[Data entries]

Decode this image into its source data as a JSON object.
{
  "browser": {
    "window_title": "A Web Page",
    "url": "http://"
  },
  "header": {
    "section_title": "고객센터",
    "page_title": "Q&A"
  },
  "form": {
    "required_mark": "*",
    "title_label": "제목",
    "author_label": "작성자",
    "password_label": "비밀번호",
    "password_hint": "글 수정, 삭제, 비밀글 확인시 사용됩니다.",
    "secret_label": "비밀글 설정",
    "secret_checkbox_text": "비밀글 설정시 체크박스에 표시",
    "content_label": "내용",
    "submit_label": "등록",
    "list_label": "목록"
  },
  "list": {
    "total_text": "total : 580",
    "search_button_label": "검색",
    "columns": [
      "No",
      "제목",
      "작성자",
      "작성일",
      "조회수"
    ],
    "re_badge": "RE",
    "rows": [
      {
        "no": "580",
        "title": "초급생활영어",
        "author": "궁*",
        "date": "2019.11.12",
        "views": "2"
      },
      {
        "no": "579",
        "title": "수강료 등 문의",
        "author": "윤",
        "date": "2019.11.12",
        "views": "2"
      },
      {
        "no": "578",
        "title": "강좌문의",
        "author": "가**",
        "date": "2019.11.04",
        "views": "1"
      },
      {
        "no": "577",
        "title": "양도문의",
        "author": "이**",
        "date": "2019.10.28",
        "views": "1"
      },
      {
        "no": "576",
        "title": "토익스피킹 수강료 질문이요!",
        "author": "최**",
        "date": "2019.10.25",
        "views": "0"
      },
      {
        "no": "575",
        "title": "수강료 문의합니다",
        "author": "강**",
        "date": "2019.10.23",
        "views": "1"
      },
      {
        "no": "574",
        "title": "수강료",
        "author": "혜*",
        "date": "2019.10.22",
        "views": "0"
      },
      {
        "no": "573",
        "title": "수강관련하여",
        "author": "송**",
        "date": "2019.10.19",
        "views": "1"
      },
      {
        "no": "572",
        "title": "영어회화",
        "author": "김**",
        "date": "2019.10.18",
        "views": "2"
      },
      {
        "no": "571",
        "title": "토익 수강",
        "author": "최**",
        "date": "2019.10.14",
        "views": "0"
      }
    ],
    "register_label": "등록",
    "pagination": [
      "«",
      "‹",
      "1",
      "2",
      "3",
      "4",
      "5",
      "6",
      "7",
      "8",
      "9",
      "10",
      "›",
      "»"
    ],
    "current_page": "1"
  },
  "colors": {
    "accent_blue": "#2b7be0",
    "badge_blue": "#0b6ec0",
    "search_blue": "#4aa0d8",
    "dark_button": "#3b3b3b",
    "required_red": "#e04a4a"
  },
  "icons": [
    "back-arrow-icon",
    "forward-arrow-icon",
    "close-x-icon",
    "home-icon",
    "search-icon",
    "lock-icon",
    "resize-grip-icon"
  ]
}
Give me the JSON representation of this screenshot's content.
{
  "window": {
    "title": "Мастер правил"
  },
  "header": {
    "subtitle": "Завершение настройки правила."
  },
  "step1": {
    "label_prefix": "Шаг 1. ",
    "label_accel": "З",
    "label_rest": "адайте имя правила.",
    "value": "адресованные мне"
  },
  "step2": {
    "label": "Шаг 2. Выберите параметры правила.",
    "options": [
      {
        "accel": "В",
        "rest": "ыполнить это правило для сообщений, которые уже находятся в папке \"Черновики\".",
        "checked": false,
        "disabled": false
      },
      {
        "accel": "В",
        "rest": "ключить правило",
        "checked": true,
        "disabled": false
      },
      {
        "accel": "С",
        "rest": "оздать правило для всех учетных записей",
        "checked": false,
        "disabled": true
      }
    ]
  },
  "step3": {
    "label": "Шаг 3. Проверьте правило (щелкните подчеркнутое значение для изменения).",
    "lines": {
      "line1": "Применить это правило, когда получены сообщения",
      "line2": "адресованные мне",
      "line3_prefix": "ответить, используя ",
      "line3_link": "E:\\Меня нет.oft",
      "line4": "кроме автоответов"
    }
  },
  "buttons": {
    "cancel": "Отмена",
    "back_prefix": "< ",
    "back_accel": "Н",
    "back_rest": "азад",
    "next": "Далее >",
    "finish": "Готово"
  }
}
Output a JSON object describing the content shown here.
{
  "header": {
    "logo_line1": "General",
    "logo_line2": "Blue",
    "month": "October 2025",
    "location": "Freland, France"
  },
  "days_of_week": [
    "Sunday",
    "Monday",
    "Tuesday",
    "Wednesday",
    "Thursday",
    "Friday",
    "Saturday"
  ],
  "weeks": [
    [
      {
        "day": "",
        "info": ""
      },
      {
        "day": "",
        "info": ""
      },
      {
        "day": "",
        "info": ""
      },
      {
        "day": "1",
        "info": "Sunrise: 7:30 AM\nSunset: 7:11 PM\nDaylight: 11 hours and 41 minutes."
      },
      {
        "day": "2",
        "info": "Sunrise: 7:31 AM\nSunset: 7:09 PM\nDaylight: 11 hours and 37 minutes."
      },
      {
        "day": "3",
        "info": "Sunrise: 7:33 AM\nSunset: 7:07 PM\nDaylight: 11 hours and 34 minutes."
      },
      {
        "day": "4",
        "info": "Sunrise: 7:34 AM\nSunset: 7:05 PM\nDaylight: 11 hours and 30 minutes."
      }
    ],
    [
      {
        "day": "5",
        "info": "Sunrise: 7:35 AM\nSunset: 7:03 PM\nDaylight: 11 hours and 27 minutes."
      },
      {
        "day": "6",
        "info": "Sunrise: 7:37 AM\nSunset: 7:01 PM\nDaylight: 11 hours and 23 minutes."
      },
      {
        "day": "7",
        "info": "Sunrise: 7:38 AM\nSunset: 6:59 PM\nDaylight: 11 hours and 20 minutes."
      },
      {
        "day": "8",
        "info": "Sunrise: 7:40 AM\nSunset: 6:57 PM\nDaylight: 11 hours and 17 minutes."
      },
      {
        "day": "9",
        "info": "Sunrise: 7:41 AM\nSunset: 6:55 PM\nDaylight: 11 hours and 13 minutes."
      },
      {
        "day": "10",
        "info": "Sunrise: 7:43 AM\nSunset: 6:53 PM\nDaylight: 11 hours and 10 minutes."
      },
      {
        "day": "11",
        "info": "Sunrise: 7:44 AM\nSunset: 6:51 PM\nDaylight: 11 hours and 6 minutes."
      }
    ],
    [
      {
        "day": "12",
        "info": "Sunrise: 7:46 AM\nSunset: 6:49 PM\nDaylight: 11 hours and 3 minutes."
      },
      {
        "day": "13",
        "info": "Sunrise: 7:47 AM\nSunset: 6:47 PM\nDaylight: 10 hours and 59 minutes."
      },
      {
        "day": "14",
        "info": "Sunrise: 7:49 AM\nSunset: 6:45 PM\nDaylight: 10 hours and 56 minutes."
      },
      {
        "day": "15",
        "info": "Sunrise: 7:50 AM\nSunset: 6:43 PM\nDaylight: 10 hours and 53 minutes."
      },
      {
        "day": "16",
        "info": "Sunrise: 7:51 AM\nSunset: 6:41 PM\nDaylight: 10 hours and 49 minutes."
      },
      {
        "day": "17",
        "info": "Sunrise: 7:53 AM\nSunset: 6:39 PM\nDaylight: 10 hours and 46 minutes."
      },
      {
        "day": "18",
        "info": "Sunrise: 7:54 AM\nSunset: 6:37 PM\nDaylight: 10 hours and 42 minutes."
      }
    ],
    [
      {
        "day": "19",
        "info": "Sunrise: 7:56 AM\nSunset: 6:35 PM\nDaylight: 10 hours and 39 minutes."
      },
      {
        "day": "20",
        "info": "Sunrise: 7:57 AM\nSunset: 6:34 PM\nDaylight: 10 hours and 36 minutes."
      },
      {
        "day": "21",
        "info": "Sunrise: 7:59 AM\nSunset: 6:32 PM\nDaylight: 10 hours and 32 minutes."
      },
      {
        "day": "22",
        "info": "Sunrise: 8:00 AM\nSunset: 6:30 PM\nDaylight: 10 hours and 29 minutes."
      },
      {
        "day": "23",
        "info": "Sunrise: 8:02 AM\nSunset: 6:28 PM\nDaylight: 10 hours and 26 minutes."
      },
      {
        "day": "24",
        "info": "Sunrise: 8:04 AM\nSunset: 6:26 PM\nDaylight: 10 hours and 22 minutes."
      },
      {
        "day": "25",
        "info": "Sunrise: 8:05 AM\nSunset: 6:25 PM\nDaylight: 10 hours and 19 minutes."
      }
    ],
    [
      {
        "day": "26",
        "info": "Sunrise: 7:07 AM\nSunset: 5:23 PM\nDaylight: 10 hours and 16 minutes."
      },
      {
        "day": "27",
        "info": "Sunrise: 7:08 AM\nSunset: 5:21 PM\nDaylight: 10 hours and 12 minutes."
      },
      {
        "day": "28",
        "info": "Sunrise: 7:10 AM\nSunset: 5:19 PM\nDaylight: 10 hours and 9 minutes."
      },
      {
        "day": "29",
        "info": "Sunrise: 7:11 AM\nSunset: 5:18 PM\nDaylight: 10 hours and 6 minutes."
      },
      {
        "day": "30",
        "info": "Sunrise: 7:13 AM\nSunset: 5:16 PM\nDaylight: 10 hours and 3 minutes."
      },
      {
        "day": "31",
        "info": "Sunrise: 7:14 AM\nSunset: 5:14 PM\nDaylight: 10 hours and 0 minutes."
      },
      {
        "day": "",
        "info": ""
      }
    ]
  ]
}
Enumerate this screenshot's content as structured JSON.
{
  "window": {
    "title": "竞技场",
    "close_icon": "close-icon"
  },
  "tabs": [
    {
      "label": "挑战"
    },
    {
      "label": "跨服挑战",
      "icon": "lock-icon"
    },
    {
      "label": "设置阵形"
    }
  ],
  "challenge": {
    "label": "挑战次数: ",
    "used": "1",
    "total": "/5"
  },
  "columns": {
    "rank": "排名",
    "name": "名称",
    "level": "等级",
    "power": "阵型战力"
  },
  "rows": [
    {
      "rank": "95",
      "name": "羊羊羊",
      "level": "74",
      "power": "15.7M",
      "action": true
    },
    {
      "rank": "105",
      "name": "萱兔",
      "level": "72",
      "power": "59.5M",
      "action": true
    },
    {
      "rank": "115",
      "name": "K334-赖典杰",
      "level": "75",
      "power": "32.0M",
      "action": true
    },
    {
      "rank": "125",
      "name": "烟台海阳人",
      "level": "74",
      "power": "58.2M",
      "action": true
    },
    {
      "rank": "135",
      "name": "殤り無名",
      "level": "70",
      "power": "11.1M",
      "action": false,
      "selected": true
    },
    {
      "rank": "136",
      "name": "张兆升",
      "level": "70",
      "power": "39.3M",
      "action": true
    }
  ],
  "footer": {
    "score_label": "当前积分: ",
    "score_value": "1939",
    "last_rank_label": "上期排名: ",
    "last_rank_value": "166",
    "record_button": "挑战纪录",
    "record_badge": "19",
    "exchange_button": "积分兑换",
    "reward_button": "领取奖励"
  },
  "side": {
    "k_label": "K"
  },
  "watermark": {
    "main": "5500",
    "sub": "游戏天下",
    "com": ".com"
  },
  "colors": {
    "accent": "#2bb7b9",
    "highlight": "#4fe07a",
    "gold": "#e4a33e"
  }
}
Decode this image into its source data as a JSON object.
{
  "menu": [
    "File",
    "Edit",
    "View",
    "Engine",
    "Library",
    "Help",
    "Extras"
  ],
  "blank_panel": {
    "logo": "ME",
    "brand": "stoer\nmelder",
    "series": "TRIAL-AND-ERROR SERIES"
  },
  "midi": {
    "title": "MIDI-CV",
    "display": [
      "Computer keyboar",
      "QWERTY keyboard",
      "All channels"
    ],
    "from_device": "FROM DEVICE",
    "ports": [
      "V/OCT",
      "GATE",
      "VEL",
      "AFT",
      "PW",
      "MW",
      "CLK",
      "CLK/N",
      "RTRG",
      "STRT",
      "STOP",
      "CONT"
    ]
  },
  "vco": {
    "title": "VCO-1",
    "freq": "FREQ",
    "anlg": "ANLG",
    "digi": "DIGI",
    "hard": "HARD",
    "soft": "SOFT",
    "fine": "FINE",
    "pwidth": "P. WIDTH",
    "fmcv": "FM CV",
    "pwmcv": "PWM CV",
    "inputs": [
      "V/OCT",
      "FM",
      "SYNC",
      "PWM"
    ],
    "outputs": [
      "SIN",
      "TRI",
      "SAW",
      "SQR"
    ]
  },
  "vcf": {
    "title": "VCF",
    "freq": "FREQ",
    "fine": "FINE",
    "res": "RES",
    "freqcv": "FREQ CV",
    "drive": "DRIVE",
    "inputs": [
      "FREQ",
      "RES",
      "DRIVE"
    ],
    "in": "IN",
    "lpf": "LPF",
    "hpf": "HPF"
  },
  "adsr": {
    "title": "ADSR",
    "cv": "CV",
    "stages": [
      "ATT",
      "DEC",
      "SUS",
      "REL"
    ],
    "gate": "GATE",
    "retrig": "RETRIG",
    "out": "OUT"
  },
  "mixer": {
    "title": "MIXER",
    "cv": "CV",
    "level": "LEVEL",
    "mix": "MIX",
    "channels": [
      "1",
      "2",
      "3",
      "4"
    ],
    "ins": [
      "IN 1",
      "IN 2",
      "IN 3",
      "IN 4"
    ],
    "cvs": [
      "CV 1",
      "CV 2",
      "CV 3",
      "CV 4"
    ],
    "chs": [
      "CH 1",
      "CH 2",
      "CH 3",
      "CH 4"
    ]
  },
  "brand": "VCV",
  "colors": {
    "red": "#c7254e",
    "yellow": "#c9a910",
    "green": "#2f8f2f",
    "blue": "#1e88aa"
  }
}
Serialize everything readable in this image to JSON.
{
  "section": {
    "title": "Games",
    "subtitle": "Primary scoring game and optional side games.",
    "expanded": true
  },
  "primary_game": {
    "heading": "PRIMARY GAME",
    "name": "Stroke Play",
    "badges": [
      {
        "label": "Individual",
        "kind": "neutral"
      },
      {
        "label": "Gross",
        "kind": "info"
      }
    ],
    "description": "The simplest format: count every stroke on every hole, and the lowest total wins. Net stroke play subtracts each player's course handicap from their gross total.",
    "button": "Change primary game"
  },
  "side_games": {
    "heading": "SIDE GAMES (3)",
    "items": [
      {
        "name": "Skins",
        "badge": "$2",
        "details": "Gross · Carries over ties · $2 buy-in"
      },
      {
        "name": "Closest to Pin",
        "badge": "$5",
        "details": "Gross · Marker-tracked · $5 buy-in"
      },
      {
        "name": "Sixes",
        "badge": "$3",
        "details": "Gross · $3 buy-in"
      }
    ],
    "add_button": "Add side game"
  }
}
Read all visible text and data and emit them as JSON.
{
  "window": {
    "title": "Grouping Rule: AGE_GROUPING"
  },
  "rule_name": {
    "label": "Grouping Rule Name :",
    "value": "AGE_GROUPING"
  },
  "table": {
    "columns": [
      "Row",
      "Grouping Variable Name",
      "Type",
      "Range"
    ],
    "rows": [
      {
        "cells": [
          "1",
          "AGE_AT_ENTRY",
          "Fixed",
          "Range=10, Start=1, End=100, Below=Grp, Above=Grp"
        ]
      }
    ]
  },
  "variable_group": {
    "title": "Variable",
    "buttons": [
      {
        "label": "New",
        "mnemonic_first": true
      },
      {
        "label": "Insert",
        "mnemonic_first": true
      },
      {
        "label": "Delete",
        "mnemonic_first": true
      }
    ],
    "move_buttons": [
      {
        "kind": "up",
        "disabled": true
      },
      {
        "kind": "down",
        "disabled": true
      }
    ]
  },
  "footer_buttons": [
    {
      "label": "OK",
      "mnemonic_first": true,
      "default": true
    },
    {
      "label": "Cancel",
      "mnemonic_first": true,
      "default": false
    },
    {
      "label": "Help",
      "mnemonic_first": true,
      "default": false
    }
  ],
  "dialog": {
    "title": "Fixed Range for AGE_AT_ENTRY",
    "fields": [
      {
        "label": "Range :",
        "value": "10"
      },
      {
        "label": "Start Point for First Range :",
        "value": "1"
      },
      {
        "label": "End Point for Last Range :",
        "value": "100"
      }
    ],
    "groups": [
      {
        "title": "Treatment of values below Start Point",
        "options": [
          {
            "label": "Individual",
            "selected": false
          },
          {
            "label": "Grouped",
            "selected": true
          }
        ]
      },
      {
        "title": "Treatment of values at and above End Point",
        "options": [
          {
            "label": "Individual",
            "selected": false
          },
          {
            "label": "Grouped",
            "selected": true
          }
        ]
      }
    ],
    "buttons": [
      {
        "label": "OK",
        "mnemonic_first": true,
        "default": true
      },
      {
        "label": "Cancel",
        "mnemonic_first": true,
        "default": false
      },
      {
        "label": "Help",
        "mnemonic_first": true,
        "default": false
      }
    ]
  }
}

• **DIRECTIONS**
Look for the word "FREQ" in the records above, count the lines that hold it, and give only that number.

• **WRITTEN REPLY**
4